New Report Discusses Potential Reduction of the Role of Nuclear Weapons in NATO Policy

New Report Discusses Potential Reduction of the Role of Nuclear Weapons in NATO Policy “NATO and Nuclear Weapons: Is A New Consensus Possible?” October 13, 2010

WASHINGTON, D.C. – A new report, released as NATO prepares for a November summit, argues that it is possible to reduce the role of nuclear weapons in NATO security policy and improve NATO security without threatening either Alliance cohesion or strategic stability. The paper recommends seven propositions around which the Alliance could forge a new consensus.

At the November meeting in Lisbon, NATO will revise the Strategic Concept, which sets out the fundamental purpose, tasks and strategy of NATO, for the first time in more than 10 years. Three of five hosts of U.S. non-strategic nuclear weapons in Europe (Belgium, Germany and the Netherlands) have called for a discussion on how NATO can reduce the role of the remaining U.S. non-strategic nuclear weapons in Europe and move toward the vision of a world free of nuclear weapons. The debate, however, raises a number of questions that go to the core of NATO nuclear and defense policy.

“We are entering a crucial period on NATO nuclear policy issues as we approach the November Lisbon summit and the unveiling of the new NATO Strategic Concept,” said former Senator Sam Nunn, Co-Chairman of the Nuclear Threat Initiative (NTI). “The approach recommended in this paper would help bring allies together this fall and provide a strategic context for further reducing nuclear threats.”

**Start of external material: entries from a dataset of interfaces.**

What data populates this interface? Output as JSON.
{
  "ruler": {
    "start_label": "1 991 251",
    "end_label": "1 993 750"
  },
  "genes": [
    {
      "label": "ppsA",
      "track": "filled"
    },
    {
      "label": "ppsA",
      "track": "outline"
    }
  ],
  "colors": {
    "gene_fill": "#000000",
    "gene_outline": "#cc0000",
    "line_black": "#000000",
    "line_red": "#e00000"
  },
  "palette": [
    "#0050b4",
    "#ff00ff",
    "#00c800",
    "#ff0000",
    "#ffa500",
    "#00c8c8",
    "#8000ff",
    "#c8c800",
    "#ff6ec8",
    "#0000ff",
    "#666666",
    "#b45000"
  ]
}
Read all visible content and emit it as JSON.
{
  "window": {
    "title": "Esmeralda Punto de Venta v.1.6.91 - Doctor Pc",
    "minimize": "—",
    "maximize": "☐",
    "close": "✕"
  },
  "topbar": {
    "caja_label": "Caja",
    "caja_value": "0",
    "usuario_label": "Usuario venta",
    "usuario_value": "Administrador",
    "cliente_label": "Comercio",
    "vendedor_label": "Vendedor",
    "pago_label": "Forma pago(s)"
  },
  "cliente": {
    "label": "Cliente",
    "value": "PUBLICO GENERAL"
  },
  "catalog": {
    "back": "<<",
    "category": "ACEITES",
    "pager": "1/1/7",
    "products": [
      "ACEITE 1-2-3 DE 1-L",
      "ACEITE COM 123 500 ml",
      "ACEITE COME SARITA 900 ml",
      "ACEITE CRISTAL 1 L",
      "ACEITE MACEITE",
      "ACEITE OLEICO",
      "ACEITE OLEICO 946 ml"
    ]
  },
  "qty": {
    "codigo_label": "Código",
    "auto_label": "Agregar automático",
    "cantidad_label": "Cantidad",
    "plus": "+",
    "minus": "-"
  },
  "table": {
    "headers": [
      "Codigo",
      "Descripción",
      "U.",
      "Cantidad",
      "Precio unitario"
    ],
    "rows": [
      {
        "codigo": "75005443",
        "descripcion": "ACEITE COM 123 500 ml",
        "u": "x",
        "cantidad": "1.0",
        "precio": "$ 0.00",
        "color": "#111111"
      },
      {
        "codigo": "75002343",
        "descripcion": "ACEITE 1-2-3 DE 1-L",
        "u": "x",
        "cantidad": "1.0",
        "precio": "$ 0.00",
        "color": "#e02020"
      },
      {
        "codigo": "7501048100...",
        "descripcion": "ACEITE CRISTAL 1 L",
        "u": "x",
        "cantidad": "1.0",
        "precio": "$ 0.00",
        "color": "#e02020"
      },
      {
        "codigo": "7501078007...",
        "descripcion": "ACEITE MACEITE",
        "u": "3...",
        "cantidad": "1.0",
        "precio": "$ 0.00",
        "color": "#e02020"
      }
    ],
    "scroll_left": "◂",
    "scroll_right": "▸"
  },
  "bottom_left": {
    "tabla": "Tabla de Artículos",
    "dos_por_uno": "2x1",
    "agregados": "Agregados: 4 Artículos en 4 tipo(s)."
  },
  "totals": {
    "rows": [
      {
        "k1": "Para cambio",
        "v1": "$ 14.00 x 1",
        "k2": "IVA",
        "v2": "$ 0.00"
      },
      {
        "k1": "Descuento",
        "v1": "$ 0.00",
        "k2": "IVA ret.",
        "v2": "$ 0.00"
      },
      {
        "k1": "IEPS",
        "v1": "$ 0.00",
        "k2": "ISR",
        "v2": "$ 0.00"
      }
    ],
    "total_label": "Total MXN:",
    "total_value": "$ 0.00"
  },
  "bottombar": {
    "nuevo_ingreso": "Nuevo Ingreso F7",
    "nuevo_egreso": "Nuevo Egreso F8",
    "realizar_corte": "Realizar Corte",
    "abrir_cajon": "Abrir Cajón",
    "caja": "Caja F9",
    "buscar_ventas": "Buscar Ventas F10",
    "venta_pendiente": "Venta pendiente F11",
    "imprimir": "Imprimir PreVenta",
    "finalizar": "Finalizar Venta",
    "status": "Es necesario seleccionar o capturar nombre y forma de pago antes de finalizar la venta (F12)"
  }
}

“NATO and Nuclear Weapons: Is a New Consensus Possible?” was written by Steven Andreasen, a long-time consultant to the Nuclear Threat Initiative (NTI), Malcolm Chalmers, a Professorial Fellow at the Royal United Services Institute for Defence and Security Studies (RUSI) and Isabelle Williams, an NTI senior program officer.

The paper recommends that text in the Strategic Concept should include a flexible formula making clear NATO’s willingness to support a further reduction and consolidation of U.S. nonstrategic nuclear weapons in Europe and an intent to engage Russia in a process leading to greater transparency, accountability, consolidation and reductions of U.S. and Russian nonstrategic nuclear weapons.

The paper, published by RUSI and commissioned by NTI’s Nuclear Security Project (NSP), also suggests that the Alliance agree on a process and work plan going forward to reassure allies that the Strategic Concept will consider and protect allied interests going forward. The full paper is available at NATO and